A lesson or unit should build students’ understanding of scientific concepts as they relate to a larger natural phenomenon. The conceptual goals of a lesson or unit are these larger scientific concepts that students should understand by the end of instruction (Wiggins & McTighe, 2001). To fully explain complex scientific phenomena, an understanding of how several scientific concepts work together is needed. In this case, the educator must choose which of these concepts to focus on for the purposes of a lesson or unit, based on the learning needs of his or her students. Conceptual goals are related to the NGSS Disciplinary Core Ideas, which refer to more specific science ideas underlying scientific phenomena. However, conceptual goals refer to broader themes in science (Duschl, 2008), such as cellular division or properties of water.
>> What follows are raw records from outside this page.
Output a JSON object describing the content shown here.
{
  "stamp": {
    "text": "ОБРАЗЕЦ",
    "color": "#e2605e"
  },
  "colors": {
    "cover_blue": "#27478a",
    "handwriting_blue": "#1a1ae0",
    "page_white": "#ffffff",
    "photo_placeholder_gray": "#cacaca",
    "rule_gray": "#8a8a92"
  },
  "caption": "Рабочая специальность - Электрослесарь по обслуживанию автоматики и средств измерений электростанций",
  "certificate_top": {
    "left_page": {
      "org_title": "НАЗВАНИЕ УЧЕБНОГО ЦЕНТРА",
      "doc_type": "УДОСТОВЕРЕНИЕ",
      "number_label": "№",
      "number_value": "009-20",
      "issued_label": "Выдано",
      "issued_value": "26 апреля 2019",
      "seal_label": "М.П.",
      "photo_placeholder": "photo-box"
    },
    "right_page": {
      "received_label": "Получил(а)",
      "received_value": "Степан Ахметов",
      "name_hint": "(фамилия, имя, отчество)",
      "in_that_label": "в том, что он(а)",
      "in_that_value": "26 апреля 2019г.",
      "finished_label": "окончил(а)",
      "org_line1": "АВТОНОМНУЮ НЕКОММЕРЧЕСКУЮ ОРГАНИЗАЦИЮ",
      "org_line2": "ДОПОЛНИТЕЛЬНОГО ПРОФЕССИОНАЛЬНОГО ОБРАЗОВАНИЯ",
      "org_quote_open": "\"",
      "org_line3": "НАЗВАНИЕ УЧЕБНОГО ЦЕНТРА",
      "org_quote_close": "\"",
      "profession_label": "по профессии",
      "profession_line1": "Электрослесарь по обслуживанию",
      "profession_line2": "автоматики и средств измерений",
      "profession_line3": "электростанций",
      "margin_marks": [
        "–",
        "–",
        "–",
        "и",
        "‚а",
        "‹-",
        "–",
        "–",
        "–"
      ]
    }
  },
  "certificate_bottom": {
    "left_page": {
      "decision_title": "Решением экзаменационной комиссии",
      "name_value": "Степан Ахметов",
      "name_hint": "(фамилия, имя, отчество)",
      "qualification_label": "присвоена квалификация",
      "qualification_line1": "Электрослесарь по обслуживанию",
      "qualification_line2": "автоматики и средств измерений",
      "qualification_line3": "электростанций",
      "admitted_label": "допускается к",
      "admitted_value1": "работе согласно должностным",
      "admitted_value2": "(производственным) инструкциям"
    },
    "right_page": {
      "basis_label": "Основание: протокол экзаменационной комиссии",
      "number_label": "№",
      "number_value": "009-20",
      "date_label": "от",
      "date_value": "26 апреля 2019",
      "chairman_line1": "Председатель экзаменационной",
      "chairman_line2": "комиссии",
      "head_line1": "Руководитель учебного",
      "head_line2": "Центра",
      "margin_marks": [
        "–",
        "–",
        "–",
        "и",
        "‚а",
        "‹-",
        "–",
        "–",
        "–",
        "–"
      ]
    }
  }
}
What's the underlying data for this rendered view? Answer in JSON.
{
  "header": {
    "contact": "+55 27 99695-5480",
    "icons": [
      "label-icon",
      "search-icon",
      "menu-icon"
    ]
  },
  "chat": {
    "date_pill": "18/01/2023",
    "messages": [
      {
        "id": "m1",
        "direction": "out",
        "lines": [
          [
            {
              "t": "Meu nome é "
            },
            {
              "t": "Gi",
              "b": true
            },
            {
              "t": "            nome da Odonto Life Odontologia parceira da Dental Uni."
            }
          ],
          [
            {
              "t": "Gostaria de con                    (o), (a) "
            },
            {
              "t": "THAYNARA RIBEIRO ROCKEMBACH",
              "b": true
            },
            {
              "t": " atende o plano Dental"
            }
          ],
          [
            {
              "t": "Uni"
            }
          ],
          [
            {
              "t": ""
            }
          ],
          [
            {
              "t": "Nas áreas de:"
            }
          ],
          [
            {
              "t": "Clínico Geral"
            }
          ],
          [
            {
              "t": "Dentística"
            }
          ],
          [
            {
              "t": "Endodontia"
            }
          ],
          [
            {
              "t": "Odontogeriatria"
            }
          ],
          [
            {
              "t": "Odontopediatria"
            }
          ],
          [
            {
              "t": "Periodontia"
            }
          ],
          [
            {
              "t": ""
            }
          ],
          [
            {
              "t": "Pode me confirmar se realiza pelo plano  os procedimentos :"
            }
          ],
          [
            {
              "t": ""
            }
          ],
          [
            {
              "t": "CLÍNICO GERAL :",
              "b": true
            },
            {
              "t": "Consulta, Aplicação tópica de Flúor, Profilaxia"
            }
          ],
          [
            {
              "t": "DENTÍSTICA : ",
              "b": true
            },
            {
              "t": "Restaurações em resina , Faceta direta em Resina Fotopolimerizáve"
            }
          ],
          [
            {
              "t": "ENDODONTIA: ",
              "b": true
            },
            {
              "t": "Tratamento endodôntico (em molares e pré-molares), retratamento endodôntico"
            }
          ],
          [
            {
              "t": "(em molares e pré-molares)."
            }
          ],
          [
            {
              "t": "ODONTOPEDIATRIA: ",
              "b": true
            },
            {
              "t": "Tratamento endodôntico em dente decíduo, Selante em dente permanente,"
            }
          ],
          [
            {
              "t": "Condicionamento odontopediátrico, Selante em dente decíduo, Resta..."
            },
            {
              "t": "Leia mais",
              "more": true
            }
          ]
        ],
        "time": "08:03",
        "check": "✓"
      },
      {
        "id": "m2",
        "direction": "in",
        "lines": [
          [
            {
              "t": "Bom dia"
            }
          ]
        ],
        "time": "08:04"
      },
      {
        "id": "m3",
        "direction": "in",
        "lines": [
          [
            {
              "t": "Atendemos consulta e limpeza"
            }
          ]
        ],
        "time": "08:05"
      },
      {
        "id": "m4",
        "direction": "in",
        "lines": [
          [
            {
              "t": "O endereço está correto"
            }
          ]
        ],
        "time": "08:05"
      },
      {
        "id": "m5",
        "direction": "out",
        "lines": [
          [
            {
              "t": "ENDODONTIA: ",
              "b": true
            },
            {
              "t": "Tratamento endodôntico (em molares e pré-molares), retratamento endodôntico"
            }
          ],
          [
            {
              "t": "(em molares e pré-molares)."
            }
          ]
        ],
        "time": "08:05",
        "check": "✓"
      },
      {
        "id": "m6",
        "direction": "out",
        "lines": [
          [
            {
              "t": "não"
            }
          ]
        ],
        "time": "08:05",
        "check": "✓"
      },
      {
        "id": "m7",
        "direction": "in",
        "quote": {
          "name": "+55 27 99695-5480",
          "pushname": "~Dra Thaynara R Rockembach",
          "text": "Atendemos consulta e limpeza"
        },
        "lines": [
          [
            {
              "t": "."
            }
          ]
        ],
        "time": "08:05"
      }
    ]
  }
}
Instructions for 3D Map
List and briefly describe the key scientific concepts that you want students to understand by the end of the lesson or unit. These concepts should underlie the phenomenon and connect to the performance expectations towards which the lesson or unit builds understanding.
In planning the conceptual goals for the lesson or unit, you should ask yourself:
- What are all of the scientific concepts that contribute to the understanding of the target phenomenon? Which of these (or parts of these) will you focus on as the major conceptual goals of the lesson or unit?
- What crosscutting concept(s) could students apply to explore these concepts?
- What science and engineering practices (SEPs) could students utilize to explore these concepts?
- How do the conceptual goals build students’ ability to successfully fulfill the identified performance expectation(s)?
- What related scientific concepts have you already covered with your students?
- How do the conceptual goals of this lesson or unit build on these prior concepts?
- How can you explicitly connect these prior concepts to the conceptual goals of this lesson or unit?
- How do the conceptual goals of this lesson or unit fit into the larger goals that you have for your students’ understanding of scientific concepts for the school year?
Duschl, R. (2008). Science education in three-part harmony: Balancing conceptual, epistemic, and social learning goals. Review of research in education, 32(1), 268- 291.
Wiggins, G., & McTighe, J. (2001). What is backward design? In: Understanding by Design. Upper Saddle River, NJ: Merrill Prentice Hall, pp. 7-19.